“I think it is a blessing in disguise that he is able to experience the AHL and grow in the minors whereas if there wasn’t a lockout, I am not sure Chris would have experienced that and would have been thrown right into the fire of the NHL,” Mullane said.
Yuri Khmylev, current scout and former player for the Buffalo Sabres thought the minors would make for a smoother transition and the extra time on ice that he would get there would benefit him in the long run.
“I played in both leagues so I know what they’re all about,” Khmylev said. “Physically, he’s as strong as anyone right now, but mentally he will grow significantly faster with some time in the AHL.”
It is often said that the AHL is actually a more difficult league than the NHL in terms of the strenuous travel, greater physicality on ice, less structure in the game, and less recovery in between games. Kreider thinks that if he learns to play at this level, the next step won’t be as difficult.
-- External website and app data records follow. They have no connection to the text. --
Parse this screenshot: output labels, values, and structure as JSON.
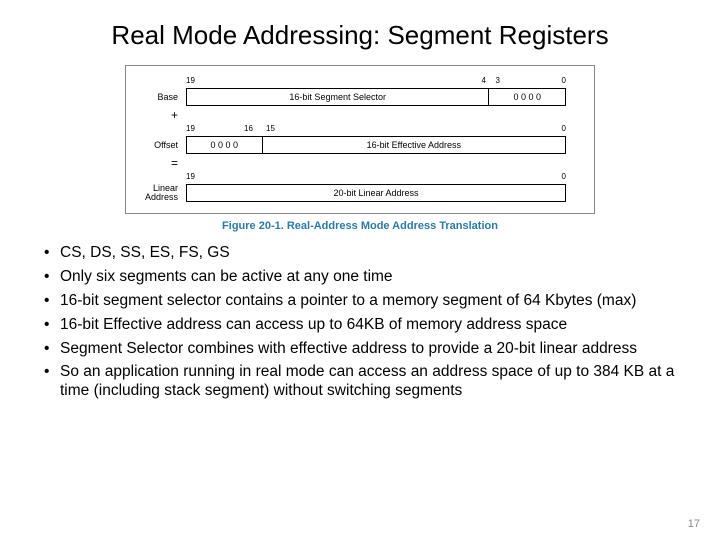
{
  "title": "Real Mode Addressing: Segment Registers",
  "figure": {
    "base": {
      "label": "Base",
      "bits": {
        "hi": "19",
        "mid_hi": "4",
        "mid_lo": "3",
        "lo": "0"
      },
      "seg1": "16-bit Segment Selector",
      "seg2": "0  0  0  0"
    },
    "plus": "+",
    "offset": {
      "label": "Offset",
      "bits": {
        "hi": "19",
        "m1": "16",
        "m2": "15",
        "lo": "0"
      },
      "seg1": "0  0  0  0",
      "seg2": "16-bit Effective Address"
    },
    "equals": "=",
    "linear": {
      "label": "Linear\nAddress",
      "bits": {
        "hi": "19",
        "lo": "0"
      },
      "seg1": "20-bit Linear Address"
    },
    "caption": "Figure 20-1.  Real-Address Mode Address Translation"
  },
  "bullets": [
    "CS, DS, SS, ES, FS, GS",
    "Only six segments can be active at any one time",
    "16-bit segment selector contains a pointer to a memory segment of 64 Kbytes (max)",
    "16-bit Effective address can access up to 64KB of memory address space",
    "Segment Selector combines with effective address to provide a 20-bit linear address",
    "So an application running in real mode can access an address space of up to 384 KB at a time (including stack segment) without switching segments"
  ],
  "page_number": "17"
}
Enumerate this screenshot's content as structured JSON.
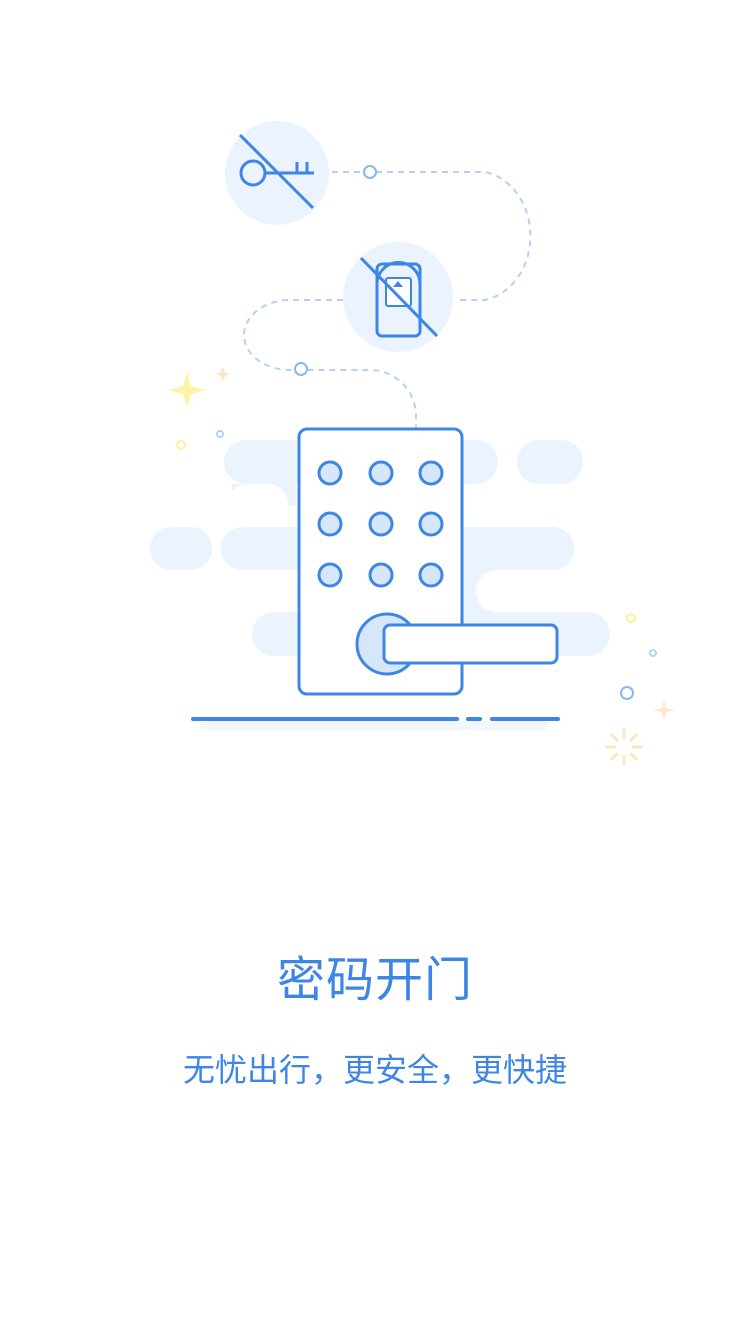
{
  "onboarding": {
    "title": "密码开门",
    "subtitle": "无忧出行，更安全，更快捷"
  },
  "colors": {
    "primary": "#3d86e6",
    "light_fill": "#eaf3fe",
    "dashed_line": "#b5d1f3",
    "sparkle_yellow": "#fdf3a8",
    "sparkle_orange": "#fde6c3"
  },
  "icons": {
    "key_crossed": "key-crossed-icon",
    "card_crossed": "card-crossed-icon",
    "keypad_lock": "keypad-lock-icon"
  }
}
The biggest adjustment for Kreider, coming from training at BC to training with the Whale, has been the sheer volume of skating. The college hockey schedule is fairly consistent with games played on Fridays and Saturdays. The AHL has a training camp leading up to the season, three to five games a week and additional pre-game skates on game days.
“You can play three games in three nights in three different cities,” Orpik said. “You really need to learn how to take care of your body so that you’re as prepared as you can be each and every night.”
Kreider said that the Whale coaching staff has made the transition easier by continuously working with him on and off the ice. Defense is one of the areas he’s been working on.
“If you can’t be defensively responsible, a coach cannot put you on the ice,” he said.
Lockout or no lockout, Kreider knows that leaving BC after his junior year was the right decision. He considers himself in the best place now to continue progressing and improving.
There is very little that he won’t miss about BC.
“I miss the guys on the team, the way the team is run, the coaches, the staff, and all the friends I had made in and out of the athletic realm,” Kreider said.
While he is working on winning his next piece of hardware – the Calder Cup, he said he would always follow BC hockey.
“Once an Eagle, always an Eagle,” Kreider said.